The reality star and entrepreneur recently hinted that her shapewear line, Skims Solutionwear, might soon include an assortment for men.
“I have been asked a lot about the men’s question and I would love to do that and I hope that we’re working on that soon,” Kardashian West recently told E! News. “There’s some fun stuff in the works.”
The Skims team declined to expand on the possibility of a men’s compression line.
But the expansion might fit right into Kardashian West’s brand.
The inaugural Skims Solutionwear collection came in nine colors that ranged in size from XXS to 4XL and 28 cups sizes. Shapewear extended up to size 5XL. (Since then she’s added the Cotton Collection, Bonded Collection and body accessories, like boob tape and nipple covers in multiple colors.)

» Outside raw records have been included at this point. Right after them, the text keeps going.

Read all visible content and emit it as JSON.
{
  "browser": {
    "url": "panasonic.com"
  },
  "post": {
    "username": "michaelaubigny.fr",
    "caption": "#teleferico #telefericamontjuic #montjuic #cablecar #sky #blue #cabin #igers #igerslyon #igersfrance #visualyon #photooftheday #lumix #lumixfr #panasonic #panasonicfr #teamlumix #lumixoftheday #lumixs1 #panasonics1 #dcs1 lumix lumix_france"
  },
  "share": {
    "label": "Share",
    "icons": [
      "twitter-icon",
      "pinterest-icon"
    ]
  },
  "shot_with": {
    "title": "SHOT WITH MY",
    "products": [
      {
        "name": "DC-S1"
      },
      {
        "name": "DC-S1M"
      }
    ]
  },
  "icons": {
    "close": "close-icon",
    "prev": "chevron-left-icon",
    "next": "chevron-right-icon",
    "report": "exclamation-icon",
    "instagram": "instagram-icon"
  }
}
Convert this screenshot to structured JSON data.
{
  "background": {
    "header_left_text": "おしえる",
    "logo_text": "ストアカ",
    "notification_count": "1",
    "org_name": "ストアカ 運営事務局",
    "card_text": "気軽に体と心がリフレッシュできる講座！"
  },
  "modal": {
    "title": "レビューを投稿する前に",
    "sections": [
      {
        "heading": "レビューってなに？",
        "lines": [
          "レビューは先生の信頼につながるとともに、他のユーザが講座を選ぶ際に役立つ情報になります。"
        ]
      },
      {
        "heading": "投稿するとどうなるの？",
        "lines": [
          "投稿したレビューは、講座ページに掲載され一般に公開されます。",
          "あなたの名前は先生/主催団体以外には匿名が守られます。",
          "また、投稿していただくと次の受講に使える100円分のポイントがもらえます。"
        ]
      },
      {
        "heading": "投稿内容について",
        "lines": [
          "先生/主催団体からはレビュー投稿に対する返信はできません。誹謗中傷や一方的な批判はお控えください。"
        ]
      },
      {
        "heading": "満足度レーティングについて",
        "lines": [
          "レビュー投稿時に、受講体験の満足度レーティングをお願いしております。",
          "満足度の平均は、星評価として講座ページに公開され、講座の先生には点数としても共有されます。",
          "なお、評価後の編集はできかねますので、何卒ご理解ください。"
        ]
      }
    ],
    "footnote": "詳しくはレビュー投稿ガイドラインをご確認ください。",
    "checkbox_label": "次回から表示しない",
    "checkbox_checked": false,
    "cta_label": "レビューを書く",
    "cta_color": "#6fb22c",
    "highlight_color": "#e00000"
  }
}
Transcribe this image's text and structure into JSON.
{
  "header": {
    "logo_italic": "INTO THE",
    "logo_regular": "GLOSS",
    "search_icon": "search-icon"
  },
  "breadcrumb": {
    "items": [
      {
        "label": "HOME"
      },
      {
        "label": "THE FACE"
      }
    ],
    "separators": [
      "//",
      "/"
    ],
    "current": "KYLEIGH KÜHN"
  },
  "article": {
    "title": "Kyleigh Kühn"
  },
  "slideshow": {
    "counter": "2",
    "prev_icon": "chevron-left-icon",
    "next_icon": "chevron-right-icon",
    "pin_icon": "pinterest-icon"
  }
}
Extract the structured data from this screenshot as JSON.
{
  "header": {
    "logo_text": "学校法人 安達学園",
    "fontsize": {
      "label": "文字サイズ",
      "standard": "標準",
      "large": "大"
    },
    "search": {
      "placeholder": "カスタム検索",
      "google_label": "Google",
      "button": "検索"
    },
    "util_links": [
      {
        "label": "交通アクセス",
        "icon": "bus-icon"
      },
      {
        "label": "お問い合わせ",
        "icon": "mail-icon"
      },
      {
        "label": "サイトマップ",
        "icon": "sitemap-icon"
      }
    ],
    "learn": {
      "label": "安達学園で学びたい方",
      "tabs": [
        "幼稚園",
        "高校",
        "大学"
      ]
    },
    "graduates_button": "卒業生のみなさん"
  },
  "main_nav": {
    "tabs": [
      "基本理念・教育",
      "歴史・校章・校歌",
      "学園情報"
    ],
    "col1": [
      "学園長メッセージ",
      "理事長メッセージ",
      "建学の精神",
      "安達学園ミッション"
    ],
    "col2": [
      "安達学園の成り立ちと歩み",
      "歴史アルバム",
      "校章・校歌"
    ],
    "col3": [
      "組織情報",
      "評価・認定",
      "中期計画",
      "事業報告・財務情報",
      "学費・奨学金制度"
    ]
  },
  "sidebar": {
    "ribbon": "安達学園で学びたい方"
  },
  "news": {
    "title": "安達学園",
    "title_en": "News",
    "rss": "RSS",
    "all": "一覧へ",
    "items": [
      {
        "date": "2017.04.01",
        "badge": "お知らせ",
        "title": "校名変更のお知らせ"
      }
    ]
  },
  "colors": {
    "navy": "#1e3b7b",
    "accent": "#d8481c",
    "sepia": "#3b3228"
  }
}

Kardashian West also used a lineup of “real women” in lieu of models to promote the brand and show how “Skims empowers them to feel [like] the best version of themselves,” according to the company. The women included plus-size models, childhood friends, family members — like Kourtney Kardashian, Kendall Jenner and mom Kris Jenner — and Alice Marie Johnson, a former inmate who had been serving a life sentence for nonviolent drug charges.
“My brands and products are built with inclusivity and diversity at their core,” Kardashian West wrote on Instagram in July.
The total global shapewear market, which was worth approximately $2 billion last year, could be worth as much as $6.4 billion by 2024, according to some reports.
The market for men’s shapewear — or more commonly called compression wear — however, is slim compared with the women’s market.
Brands like Spanx, RocBodyWear and Leonisa have some options. There are also a number of brands that sell men’s compression wear for working out in, including 2XU and Under Armour. Marshal Cohen, The NPD Group’s chief industry adviser, said the men’s compression wear category is in “replenishment mode.”
“The replenishment business just maintains the business,” Cohen said. “Men are wearing [compression wear] until it wears out and then are buying more.”
That’s a stark contrast from a few years ago, when Cohen said the men’s compression wear business saw double-digit growth. A lack of innovation led to slower sales volumes.
“Guys don’t need more of the same product,” Cohen said. But he added that he does think Kardashian West can succeed in selling shapewear to men, if Skims offers something new.
“If the product is innovative enough, then it will drum up curiosity,” Cohen said. “But if it’s just another celebrity line, then men are not going to buy it. Some of the players in the industry, in the last few years, have basically gotten steeped in tradition.
“But the industry still has a lot of room to grow,” he added.
Kardashian West’s track record shows that she’s an expert in marketing, routinely teasing products on social media and using her digital savvy to communicate with consumers. She launched an infomercial hosted by Kris Jenner and reality stars Kyle Richards and Lisa Rinna.
Meanwhile, the products continue to sell out. The first batch of her Skims was rumored to sell out within minutes of its Sept. 10 launch. Kardashian West has since been posting on social media how other collections, such as the Bonded Collection, have sold out.
If nothing more, Kardashian West’s shapewear line — and possible expansion into men’s compression wear — has got a lot of people talking about shapewear, said Cora Harrington, founder and editor in chief of The Lingerie Addict, a blog on intimates apparel.
“Just because of Kim’s reach, at the very least, a portion of her audience would be interested in, if for no other reason than that her audience is so big,” Harrington said. “It’s not like it’s a business or product that hasn’t been done before. I think the difference would be Kim calling it ‘shapewear’ outright. That might honestly make the category a bit more normalized, or a bit more visible than it is right now. Because I don’t think a lot of people are aware that shapewear for men is a thing.”